Exercise prompt
Do any lines in the data below contain "name"? If so, copy every one of them.

Stored data:
########################################

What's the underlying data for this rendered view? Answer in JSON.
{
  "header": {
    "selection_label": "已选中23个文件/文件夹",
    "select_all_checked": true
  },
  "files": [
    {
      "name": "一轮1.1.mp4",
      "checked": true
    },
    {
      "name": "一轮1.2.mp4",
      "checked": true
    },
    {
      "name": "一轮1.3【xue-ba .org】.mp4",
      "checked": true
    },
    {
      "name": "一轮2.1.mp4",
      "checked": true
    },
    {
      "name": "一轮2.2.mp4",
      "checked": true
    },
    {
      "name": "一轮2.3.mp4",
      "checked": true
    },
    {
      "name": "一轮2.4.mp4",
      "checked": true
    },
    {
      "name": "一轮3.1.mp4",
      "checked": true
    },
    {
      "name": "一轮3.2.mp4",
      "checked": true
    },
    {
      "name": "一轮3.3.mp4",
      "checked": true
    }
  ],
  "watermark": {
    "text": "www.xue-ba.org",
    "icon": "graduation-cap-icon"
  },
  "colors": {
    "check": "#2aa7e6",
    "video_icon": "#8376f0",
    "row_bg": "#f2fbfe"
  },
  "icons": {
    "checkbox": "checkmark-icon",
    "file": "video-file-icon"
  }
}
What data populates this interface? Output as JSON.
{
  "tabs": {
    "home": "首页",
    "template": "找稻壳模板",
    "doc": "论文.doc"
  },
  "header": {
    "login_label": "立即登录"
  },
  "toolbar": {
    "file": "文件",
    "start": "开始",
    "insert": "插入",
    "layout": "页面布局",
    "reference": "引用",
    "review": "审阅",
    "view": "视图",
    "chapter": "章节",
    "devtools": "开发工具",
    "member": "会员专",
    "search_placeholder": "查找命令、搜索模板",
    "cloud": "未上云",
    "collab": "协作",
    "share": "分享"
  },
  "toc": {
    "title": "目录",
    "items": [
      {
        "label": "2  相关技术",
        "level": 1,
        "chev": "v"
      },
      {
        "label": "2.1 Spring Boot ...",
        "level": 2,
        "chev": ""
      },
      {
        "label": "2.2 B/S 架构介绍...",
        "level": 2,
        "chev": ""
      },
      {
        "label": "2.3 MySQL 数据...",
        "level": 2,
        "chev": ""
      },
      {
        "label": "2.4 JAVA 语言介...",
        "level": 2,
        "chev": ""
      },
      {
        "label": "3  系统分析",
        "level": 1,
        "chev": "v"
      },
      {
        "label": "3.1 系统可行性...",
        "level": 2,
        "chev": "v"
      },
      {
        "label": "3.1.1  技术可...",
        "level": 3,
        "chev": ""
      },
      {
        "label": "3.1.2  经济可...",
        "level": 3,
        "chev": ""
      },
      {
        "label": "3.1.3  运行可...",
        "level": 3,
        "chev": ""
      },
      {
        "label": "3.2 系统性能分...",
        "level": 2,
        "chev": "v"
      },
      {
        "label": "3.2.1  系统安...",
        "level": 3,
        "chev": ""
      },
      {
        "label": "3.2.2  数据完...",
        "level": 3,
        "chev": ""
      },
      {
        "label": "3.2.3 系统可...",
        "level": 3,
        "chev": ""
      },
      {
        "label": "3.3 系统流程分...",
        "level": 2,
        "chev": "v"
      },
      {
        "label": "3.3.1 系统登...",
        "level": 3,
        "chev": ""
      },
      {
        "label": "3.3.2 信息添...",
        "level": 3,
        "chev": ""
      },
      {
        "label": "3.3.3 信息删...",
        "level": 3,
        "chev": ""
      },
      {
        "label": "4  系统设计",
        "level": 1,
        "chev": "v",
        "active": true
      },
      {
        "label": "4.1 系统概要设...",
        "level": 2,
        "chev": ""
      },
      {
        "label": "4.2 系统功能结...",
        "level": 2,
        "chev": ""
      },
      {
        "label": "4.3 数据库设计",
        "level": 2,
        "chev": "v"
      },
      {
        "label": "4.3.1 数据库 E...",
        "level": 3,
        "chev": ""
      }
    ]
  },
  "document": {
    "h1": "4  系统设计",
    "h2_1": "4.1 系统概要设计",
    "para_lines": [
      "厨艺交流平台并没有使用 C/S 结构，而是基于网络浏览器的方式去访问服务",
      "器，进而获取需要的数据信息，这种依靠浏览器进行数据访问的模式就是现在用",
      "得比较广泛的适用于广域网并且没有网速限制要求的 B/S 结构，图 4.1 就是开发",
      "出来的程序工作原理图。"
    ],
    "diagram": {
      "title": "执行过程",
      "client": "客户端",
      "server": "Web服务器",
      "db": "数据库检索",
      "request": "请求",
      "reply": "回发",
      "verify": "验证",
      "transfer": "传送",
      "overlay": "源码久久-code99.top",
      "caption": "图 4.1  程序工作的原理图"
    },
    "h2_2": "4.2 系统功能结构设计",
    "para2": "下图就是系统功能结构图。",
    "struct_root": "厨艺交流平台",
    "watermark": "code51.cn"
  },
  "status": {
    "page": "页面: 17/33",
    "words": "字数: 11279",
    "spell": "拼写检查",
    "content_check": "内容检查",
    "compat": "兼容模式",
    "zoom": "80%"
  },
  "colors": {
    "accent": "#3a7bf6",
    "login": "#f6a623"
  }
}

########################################

Final answer
      "name": "一轮1.1.mp4",
      "name": "一轮1.2.mp4",
      "name": "一轮1.3【xue-ba .org】.mp4",
      "name": "一轮2.1.mp4",
      "name": "一轮2.2.mp4",
      "name": "一轮2.3.mp4",
      "name": "一轮2.4.mp4",
      "name": "一轮3.1.mp4",
      "name": "一轮3.2.mp4",
      "name": "一轮3.3.mp4",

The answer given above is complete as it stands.